- How do you know if you signed a non compete?
- Can an employer stop you from taking a second job?
- How do you ask for a release from a non compete?
- What voids a noncompete agreement?
- Can a company enforce a non compete if they lay you off?
- How serious are non compete agreements?
- How much does it cost to fight a non compete?
- What states are non compete not enforceable?
- Why non compete agreements are bad?
- Can you be terminated for not signing a non compete?
- Do non competes hold up in court?
- What makes a non compete null and void?
- Do you have to tell your boss if you have a second job?
- What to do if you signed a non compete?
- What happens if you ignore a non compete?
- Can my company stop me from working for a competitor?
- How enforceable are non compete?
How do you know if you signed a non compete?
You can ask HR for a copy of your employment contract.
Say you realized you cannot find yours.
If you signed a non-compete, it would be there..
Can an employer stop you from taking a second job?
Your employer can’t simply bar you from taking a second job if there’s nothing in your contract that stops it and there isn’t any obvious problems with your performance. … Some employers may be OK with you doing the same kind of work for other companies, but it’s best to get this in writing.
How do you ask for a release from a non compete?
If You Feel Comfortable, Ask For A Release – stress your desire to leave the company on good terms. Your employer will appreciate your openness and willingness to come to a mutual understanding, and they may release you from the agreement. This release should be in writing and signed by both you and your employer.
What voids a noncompete agreement?
Unreasonable Non-Compete Clauses A provision may be unreasonable if it prevents a party from offering their skills or undertaking further business activities. A court can sever certain sections of a clause if it considers the clause (or parts of the clause) to be unreasonable.
Can a company enforce a non compete if they lay you off?
So the answer to whether an employer can enforce non-compete agreements against employees who are laid off, like many issues in this area of law, depends on the state, and in some instances how much the employee earns. In most states, however, the answer is generally yes.
How serious are non compete agreements?
The agreement is unenforceable because it restricts competition for too long. Another common reason that courts refuse to enforce a Non-Compete is that the agreement restricts the employee from competing for an unreasonably long amount of time.
How much does it cost to fight a non compete?
On average, non-compete cases cost $10,000 or less. Many times an employer is seeking an injunction, which if the employer loses may result in a quicker resolution. Many times the issues are less factual and more legal. Legal issues require less discovery, which can be the most costly part of litigation.
What states are non compete not enforceable?

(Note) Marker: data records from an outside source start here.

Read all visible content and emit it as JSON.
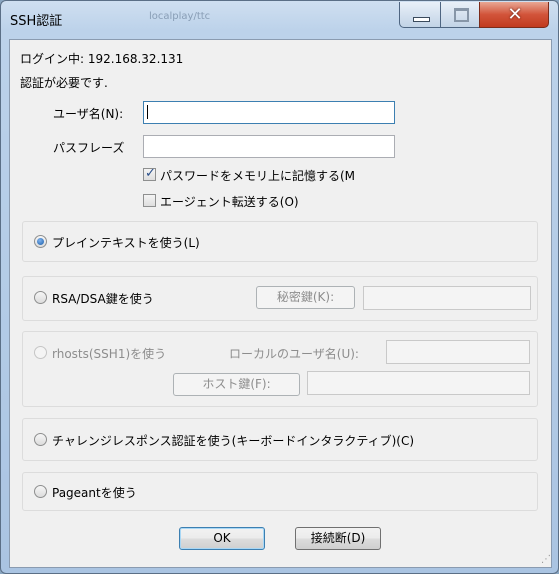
{
  "window": {
    "title": "SSH認証",
    "background_title": "localplay/ttc"
  },
  "status": {
    "logging_in": "ログイン中: 192.168.32.131",
    "auth_required": "認証が必要です."
  },
  "form": {
    "username_label": "ユーザ名(N):",
    "username_value": "",
    "passphrase_label": "パスフレーズ",
    "passphrase_value": "",
    "remember_password_label": "パスワードをメモリ上に記憶する(M",
    "remember_password_checked": true,
    "agent_forward_label": "エージェント転送する(O)",
    "agent_forward_checked": false
  },
  "methods": {
    "plaintext_label": "プレインテキストを使う(L)",
    "rsa_label": "RSA/DSA鍵を使う",
    "private_key_button": "秘密鍵(K):",
    "rhosts_label": "rhosts(SSH1)を使う",
    "local_user_label": "ローカルのユーザ名(U):",
    "host_key_button": "ホスト鍵(F):",
    "challenge_label": "チャレンジレスポンス認証を使う(キーボードインタラクティブ)(C)",
    "pageant_label": "Pageantを使う",
    "selected": "plaintext"
  },
  "buttons": {
    "ok": "OK",
    "disconnect": "接続断(D)"
  },
  "colors": {
    "titlebar": "#bcd2ea",
    "close_button": "#c8462b",
    "client_bg": "#f0f0f0",
    "focus_border": "#3c7fb1"
  },
  "icons": {
    "minimize": "minimize-icon",
    "maximize": "maximize-icon",
    "close": "close-icon"
  }
}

A few states, such as California, Montana, North Dakota, and Oklahoma, totally ban non-compete agreements for employees, or prohibit all non-compete agreements except in limited circumstances.
Why non compete agreements are bad?
“Non-compete clauses in employment contracts prevent employees of one business from leaving and working for or starting another,” the attorneys general wrote. … Noncompetes deprive workers of the right to pursue their ambitions and can lock them into hostile or unsafe working environments.”
Can you be terminated for not signing a non compete?
Your Rights Non-Compete Agreements. A non-compete agreement is a contract between an employee and employer. … While an employer cannot require you to sign a non-compete, they may terminate, or choose not to hire you if you refuse to sign. Courts generally do not approve of non-compete agreements.
Do non competes hold up in court?
For non-solicits, courts are reluctant to enforce prohibitions longer than two years in duration. Non-competes usually have no hope of holding up unless they are short (for example, six months or less). Prohibited activities: the more precise and limited the restriction, the more likely it will hold up.
What makes a non compete null and void?
Voiding a non-compete contract is possible in certain circumstances. For instance, if you can prove that you never signed the contract, or if you can demonstrate that the contract is against the public interest, you may be able to void the agreement.
Do you have to tell your boss if you have a second job?
Strictly speaking, if moonlighting isn’t prohibited, you don’t have to tell your employer about a second job, provided that the policy doesn’t require disclosure and/or approval. However, it’s always best to be honest with your employer. It says a lot about not only your work ethic but your integrity, too.
What to do if you signed a non compete?
If you are in the job market and you know you signed a Covenant Not to Compete with a former employer, approach that employer before you start applying for a new job. Send an email to someone in authority and include one or more of the reasons you think the non-compete agreement is invalid in your case.
What happens if you ignore a non compete?
If you decide to ignore the non-compete agreement, your former employer may sue you. Typically, the only way to fight a non-compete agreement is to go to court. … Usually the employer will be requesting a temporary injunction against you. This is a court order forbidding you from working until the final trial.
Can my company stop me from working for a competitor?
When you leave a job some employers will say you can’t work for a similar business for a certain amount of time. Your contract might restrict what work you can do next, but your employer can only do this if it’s needed to protect their business. …
How enforceable are non compete?
To be enforceable a non-compete clause needs to be deemed to be reasonable, in terms of duration and scope and in its attempt to protect the employer. A restraint should not be any more restrictive than necessary to protect the employer’s legitimate business interests.